By the Objective News Agency investigative team: The government announced over a $1 Billion infrastructure spending spree for 2020-2021. More than double what the Province spent last year. However, the Black community will not benefit economically from this massive spending. Not even a trickle down effect.
Tundè Balogun of the Objective News Agency on the Trudeau blackface revelations: “His latest scandal comes as no surprise for members of intelligent Black society, for we are all too familiar with anti-Black racism white supremacy. We understand that the white supremacist with a smile is just as dangerous as the one with a scowl. We understand, that racism is economic, and this latest scandal of Black/Brown face is the actions of a man with an iron grip on the institutions that choke the life out of us daily.”
Tundè Balogun: For anyone reading this article who is not familiar with Halifax and Mulgrave Park in particular, they would think it is a ghetto with graffiti everywhere, and residents that don’t take pride in where they live. Thus the community needs outside help to clean the mess they themselves have created. If CBC’s editorial staff allowed an artist outside that community to speak about budgets and people being left behind, it would also be fitting to speak about a community totally shut out of a $30 billion project.
Tundè Balogun started The Objective after seeing how the mainstream media portrays and stereotypes Black people and their communities, first while living in Toronto, and now in Halifax. We talked with Tundè about doing journalism differently.
This interview is the second in a series. There will be more interviews on journalism in Nova Scotia all through the summer.
Raw footage by the Objective News Agency of the press conference by two African Nova Scotian youths, part of a much larger group subjected to racist profiling while visiting Parliament Hill.
Another great trailer from the Objective News Agency’s documentary in the making on the school to prison pipeline. This one is about bad teachers.

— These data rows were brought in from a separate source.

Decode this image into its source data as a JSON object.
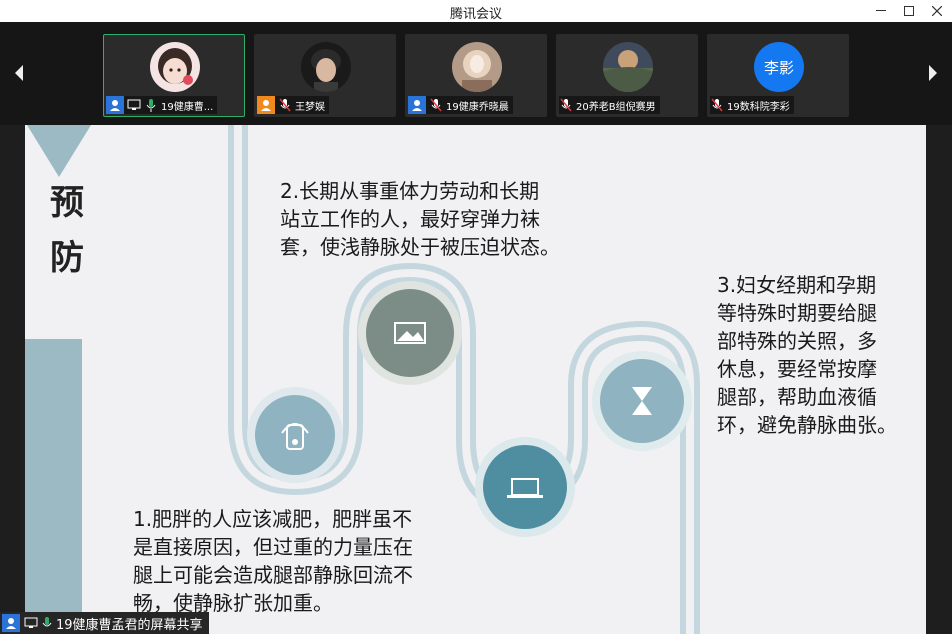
{
  "window": {
    "title": "腾讯会议"
  },
  "participants": [
    {
      "name": "19健康曹...",
      "avatar_type": "photo",
      "badge": "blue",
      "active": true
    },
    {
      "name": "王梦娱",
      "avatar_type": "photo",
      "badge": "orange",
      "active": false
    },
    {
      "name": "19健康乔晓晨",
      "avatar_type": "photo",
      "badge": "blue",
      "active": false
    },
    {
      "name": "20养老B组倪赛男",
      "avatar_type": "photo",
      "badge": "none",
      "active": false
    },
    {
      "name": "19数科院李彩",
      "avatar_type": "initials",
      "avatar_text": "李影",
      "badge": "none",
      "active": false
    }
  ],
  "slide": {
    "heading_lines": [
      "预",
      "防"
    ],
    "point1": [
      "1.肥胖的人应该减肥，肥胖虽不",
      "是直接原因，但过重的力量压在",
      "腿上可能会造成腿部静脉回流不",
      "畅，使静脉扩张加重。"
    ],
    "point2": [
      "2.长期从事重体力劳动和长期",
      "站立工作的人，最好穿弹力袜",
      "套，使浅静脉处于被压迫状态。"
    ],
    "point3": [
      "3.妇女经期和孕期",
      "等特殊时期要给腿",
      "部特殊的关照，多",
      "休息，要经常按摩",
      "腿部，帮助血液循",
      "环，避免静脉曲张。"
    ],
    "icons": [
      "headphones-icon",
      "image-icon",
      "laptop-icon",
      "hourglass-icon"
    ]
  },
  "screen_share": {
    "label": "19健康曹孟君的屏幕共享"
  },
  "colors": {
    "accent_green": "#2fae6a",
    "blue_badge": "#2a73d9",
    "orange_badge": "#f08a1c",
    "slide_teal": "#8fb3c0",
    "circle_dark": "#7b8d86"
  }
}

Recent King’s journalism graduates Tundé Balogun and Sandra Hannebohm want to cover news that traditional media in Nova Scotia overlook. To do so, they have founded the Objective, an independent news agency that will cover Black news in Nova Scotia and beyond. Check out the trailer for their first project, a work in progress about the school-to-prison pipeline for Black kids here in Nova Scotia. Please support Tundé and Sandra and help them finish the documentary. It’s important.